Foto: Archivo/Daily Herald
Más de 17,100 hispanas serán diagnosticadas con cáncer de seno este año, y más de 2,400 morirán de esta enfermedad, según el Instituto Nacional del Cáncer.
More than 17,100 Hispanics will be diagnosed with breast cancer this year, and more than 2,400 will die of the disease, according to the National Cancer Institute.
(PRNewswire) — In October we celebrate the National Breast Cancer Awareness Month. Are there any reasons to observe it? The answer is a definitive “yes.”
Since 1990, the death rate from breast cancer has been declining. The research, funded mostly by the National Cancer Institute (NCI), have improved our understanding of breast cancer and have produced more effective treatments.
The outlook for U.S. Hispanic women is mixed. Although Hispanics are less likely to develop breast cancer than non-Hispanic white women, more than 17,100 Hispanics will be diagnosed with breast cancer this year and more than 2,400 will die from the disease. Breast cancer is the most common cancer among Hispanic women in the U.S. and the leading cause of cancer deaths in this group. Research shows that it is more likely that Hispanic women are diagnosed after their breast cancer has progressed to a more advanced stage than non-Hispanic white women. And Hispanic women are more likely to die from breast cancer than non-Hispanic white women diagnosed at the same age and in the same stage of disease.
The good news is that information is powerful. Become well informed. And, as always, talk to your health care provider about your concerns.
Here we detail what you need to know about breast cancer:
Ÿ Breast cancer is a cancer that forms in tissues of the breast, usually the ducts (tubes that carry milk to the nipple) and lobes (glands that make milk). This happens in both men and women, however, breast cancer in men is rare.
Ÿ About 225,870 women and 2,190 men will be diagnosed with breast cancer this year. More than 17,100 of all people diagnosed will be Hispanic women. But, more than 4 out of 5 Hispanic women diagnosed with breast cancer will survive at least five years following diagnosis.
Ÿ Mammograms are X-Rays of the breasts that can be used to check for breast cancer in women who have no signs of the disease. This type of mammogram is called selective detection mammogram. Early detection of breast cancer with a selective detection mammography means that treatment can be started earlier in the course of the disease, probably before it has spread. If you are 40 years or older, you should have a mammogram every 1 or 2 years. Women with a higher risk than the average risk of developing breast cancer should talk to their health care provider about when to have a mammogram before turning 40 and how often it should be done. Some state and local health programs provide free or low-cost mammograms.

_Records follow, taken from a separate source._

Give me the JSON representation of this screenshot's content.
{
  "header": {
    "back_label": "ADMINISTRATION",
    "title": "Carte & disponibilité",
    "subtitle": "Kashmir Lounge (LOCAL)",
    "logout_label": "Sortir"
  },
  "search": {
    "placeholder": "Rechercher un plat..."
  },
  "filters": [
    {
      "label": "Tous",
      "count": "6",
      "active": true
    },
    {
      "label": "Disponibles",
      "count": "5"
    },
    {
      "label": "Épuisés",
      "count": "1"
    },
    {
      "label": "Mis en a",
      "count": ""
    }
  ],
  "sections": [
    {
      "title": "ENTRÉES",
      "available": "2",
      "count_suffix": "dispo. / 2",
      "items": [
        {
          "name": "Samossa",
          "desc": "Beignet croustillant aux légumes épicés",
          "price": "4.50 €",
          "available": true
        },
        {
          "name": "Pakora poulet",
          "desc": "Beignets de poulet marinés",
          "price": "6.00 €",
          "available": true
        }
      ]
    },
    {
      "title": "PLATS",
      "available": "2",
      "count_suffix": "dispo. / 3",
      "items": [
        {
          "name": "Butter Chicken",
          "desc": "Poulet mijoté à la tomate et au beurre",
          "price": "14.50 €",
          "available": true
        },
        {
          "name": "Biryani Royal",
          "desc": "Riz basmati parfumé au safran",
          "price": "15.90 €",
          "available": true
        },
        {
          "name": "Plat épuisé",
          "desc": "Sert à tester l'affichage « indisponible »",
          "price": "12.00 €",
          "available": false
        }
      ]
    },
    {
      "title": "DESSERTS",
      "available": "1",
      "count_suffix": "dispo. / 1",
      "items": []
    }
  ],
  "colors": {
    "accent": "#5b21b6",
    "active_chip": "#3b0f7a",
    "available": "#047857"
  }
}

Ÿ Do not ignore any symptoms. If you notice a change in how your breasts look or how they feel, consult your health care provider. Most changes will not be due to breast cancer, but these should always be examined.

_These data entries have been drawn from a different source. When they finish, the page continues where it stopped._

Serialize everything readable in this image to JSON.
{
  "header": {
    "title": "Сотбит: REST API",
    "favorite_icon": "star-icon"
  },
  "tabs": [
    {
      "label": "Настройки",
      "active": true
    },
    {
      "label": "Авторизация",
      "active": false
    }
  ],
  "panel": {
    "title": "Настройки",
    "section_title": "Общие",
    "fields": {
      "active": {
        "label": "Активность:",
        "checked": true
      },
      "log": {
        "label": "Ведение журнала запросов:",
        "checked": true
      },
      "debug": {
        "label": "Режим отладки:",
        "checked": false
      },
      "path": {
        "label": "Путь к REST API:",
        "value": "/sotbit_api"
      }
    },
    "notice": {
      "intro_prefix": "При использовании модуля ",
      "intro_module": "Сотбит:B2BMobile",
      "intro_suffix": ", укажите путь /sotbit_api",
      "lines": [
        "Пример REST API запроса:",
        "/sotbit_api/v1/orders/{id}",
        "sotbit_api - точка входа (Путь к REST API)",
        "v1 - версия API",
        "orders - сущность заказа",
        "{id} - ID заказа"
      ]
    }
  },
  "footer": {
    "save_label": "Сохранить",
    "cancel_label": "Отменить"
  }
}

Ÿ Many risk factors for breast cancer have been identified. Risk factors are anything that increases your chance of developing a disease. Some risk factors for breast cancer can not be changed (such as age or family history of breast cancer), while others can. But having a risk factor does not mean you will get breast cancer. To better understand your risk of breast cancer, read the NCI publication “What is a mammogram and how to understand the risk you have of developing breast cancer” in Spanish or English.
Ÿ Women who are considering hormone therapy for menopause should know that the combination therapy, which includes both estrogen and progestin, increases your risk of developing breast cancer.

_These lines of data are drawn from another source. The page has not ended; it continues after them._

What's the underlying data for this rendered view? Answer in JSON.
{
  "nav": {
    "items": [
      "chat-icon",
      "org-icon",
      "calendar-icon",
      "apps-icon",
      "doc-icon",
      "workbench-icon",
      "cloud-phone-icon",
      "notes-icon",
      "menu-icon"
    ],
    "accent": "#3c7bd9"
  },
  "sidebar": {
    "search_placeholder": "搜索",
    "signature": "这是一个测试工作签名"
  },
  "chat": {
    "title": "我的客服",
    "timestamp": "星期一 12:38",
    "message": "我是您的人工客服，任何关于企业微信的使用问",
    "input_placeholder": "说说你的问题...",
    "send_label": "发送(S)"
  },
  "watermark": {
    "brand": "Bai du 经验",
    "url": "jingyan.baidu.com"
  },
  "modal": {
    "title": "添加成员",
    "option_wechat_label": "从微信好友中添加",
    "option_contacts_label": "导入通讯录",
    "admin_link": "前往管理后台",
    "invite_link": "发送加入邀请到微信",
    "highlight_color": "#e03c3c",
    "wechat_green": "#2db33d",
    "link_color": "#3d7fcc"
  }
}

Ÿ Research has shown that physical activity can help reduce the risk of developing breast cancer. Try to exercise as part of your daily life. Intense exercise for as little as four hours a week can reduce your risk.
Ÿ Being obese after having reached menopause may increase your risk of developing breast cancer. Doctors know that obesity increases the risk of several diseases, so it makes sense to maintain a healthy weight at any age.
Ÿ Alcohol consumption can increase your risk of developing breast cancer. If you are concerned, talk to your doctor about how to reduce your alcohol consumption.
For more information about cancer, visit www.cancer.gov or call 1-800-422-6237.